Researchers recently found that fixed dosing with an anti-VEGF agent eliminated disease activity—absence of both leakage and retinal fluid—in most eyes with neovascular AMD (nAMD) over the course of 52 weeks.

In the phase III VIEW 1 and VIEW 2 studies, 2,373 eyes with nAMD were treated with intravitreal aflibercept or ranibizumab. Independent, masked reading centers determined the presence of leakage and retinal fluid at baseline and weeks 24 and 52. The team assessed the relationship between leakage/fluid status and best-corrected visual acuity (BCVA) and evaluated the impact of baseline lesion type: predominantly classic (PC), minimally classic (MC) and occult.

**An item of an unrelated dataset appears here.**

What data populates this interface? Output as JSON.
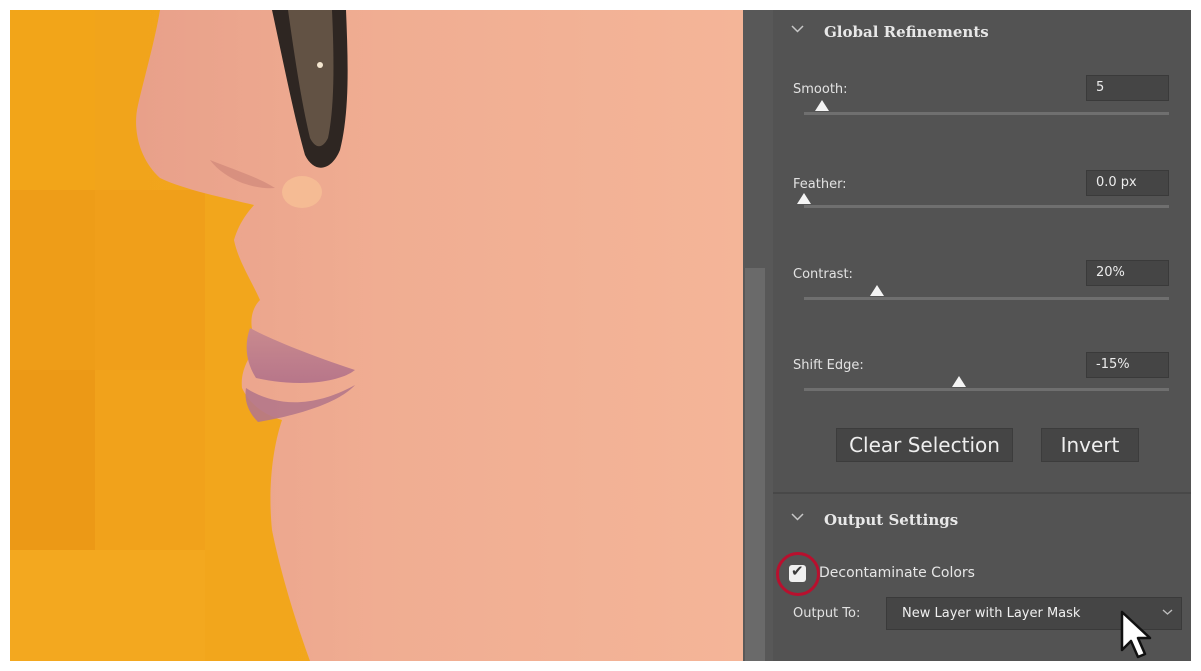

At baseline, the investigators discovered that 95.4% of eyes had both leakage and fluid. By week 52 of treatment, they saw this number drop to 6.0%. They noted that mean BCVA gains at week 52 were greater in eyes without leakage or fluid compared with eyes with both leakage and fluid (10.3 vs. 9.2 letters). At week 52, they added that 11.6%, 15.3% and 20.1% of eyes with PC, MC and occult lesions had both leakage and fluid, respectively.

“The effect of anti-VEGF treatment on leakage/fluid status favored PC versus occult lesions,” the study authors concluded.

Moshfeghi DM, Thompson D, Saroj N. Changes in neovascular activity following fixed dosing with an anti-vascular endothelial growth factor agent over 52 weeks in the phase III VIEW 1 and VIEW 2 studies. Br J Ophthalmol. December 11, 2019. [Epub ahead of print].